**What the task asks:** An exact copy of the entries is required, with every image omitted.

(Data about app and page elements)

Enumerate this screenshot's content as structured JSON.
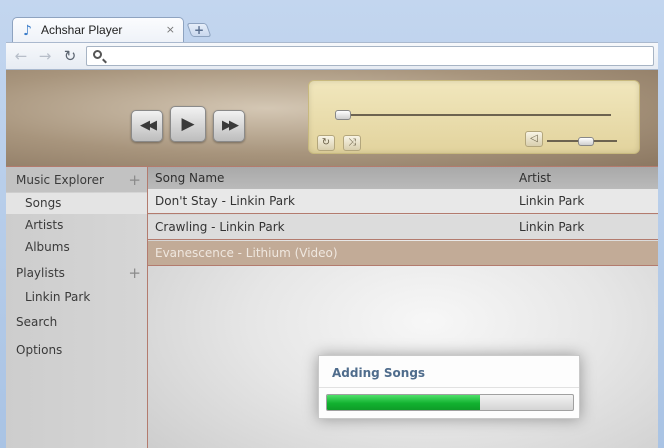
{
  "browser": {
    "tab_title": "Achshar Player",
    "tab_close": "×",
    "new_tab": "+",
    "back": "←",
    "forward": "→",
    "reload": "↻",
    "address_value": "",
    "address_placeholder": ""
  },
  "player": {
    "prev": "◀◀",
    "play": "▶",
    "next": "▶▶",
    "repeat": "↻",
    "shuffle": "⤨",
    "volume": "◁",
    "seek_progress": 0.0,
    "volume_level": 0.55
  },
  "sidebar": {
    "music_explorer": "Music Explorer",
    "music_explorer_add": "+",
    "songs": "Songs",
    "artists": "Artists",
    "albums": "Albums",
    "playlists": "Playlists",
    "playlists_add": "+",
    "playlist_1": "Linkin Park",
    "search": "Search",
    "options": "Options"
  },
  "table": {
    "col_name": "Song Name",
    "col_artist": "Artist",
    "rows": [
      {
        "name": "Don't Stay - Linkin Park",
        "artist": "Linkin Park"
      },
      {
        "name": "Crawling - Linkin Park",
        "artist": "Linkin Park"
      },
      {
        "name": "Evanescence - Lithium (Video)",
        "artist": ""
      }
    ]
  },
  "dialog": {
    "title": "Adding Songs",
    "progress": 0.62
  },
  "colors": {
    "accent_border": "#b37b6e",
    "progress_green": "#12b230",
    "dialog_title": "#4f6c8c"
  }
}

**Solution:**
Enumerate this screenshot's content as structured JSON.
{
  "browser": {
    "tab_title": "Achshar Player",
    "tab_close": "×",
    "new_tab": "+",
    "back": "←",
    "forward": "→",
    "reload": "↻",
    "address_value": "",
    "address_placeholder": ""
  },
  "player": {
    "prev": "◀◀",
    "play": "▶",
    "next": "▶▶",
    "repeat": "↻",
    "shuffle": "⤨",
    "volume": "◁",
    "seek_progress": 0.0,
    "volume_level": 0.55
  },
  "sidebar": {
    "music_explorer": "Music Explorer",
    "music_explorer_add": "+",
    "songs": "Songs",
    "artists": "Artists",
    "albums": "Albums",
    "playlists": "Playlists",
    "playlists_add": "+",
    "playlist_1": "Linkin Park",
    "search": "Search",
    "options": "Options"
  },
  "table": {
    "col_name": "Song Name",
    "col_artist": "Artist",
    "rows": [
      {
        "name": "Don't Stay - Linkin Park",
        "artist": "Linkin Park"
      },
      {
        "name": "Crawling - Linkin Park",
        "artist": "Linkin Park"
      },
      {
        "name": "Evanescence - Lithium (Video)",
        "artist": ""
      }
    ]
  },
  "dialog": {
    "title": "Adding Songs",
    "progress": 0.62
  },
  "colors": {
    "accent_border": "#b37b6e",
    "progress_green": "#12b230",
    "dialog_title": "#4f6c8c"
  }
}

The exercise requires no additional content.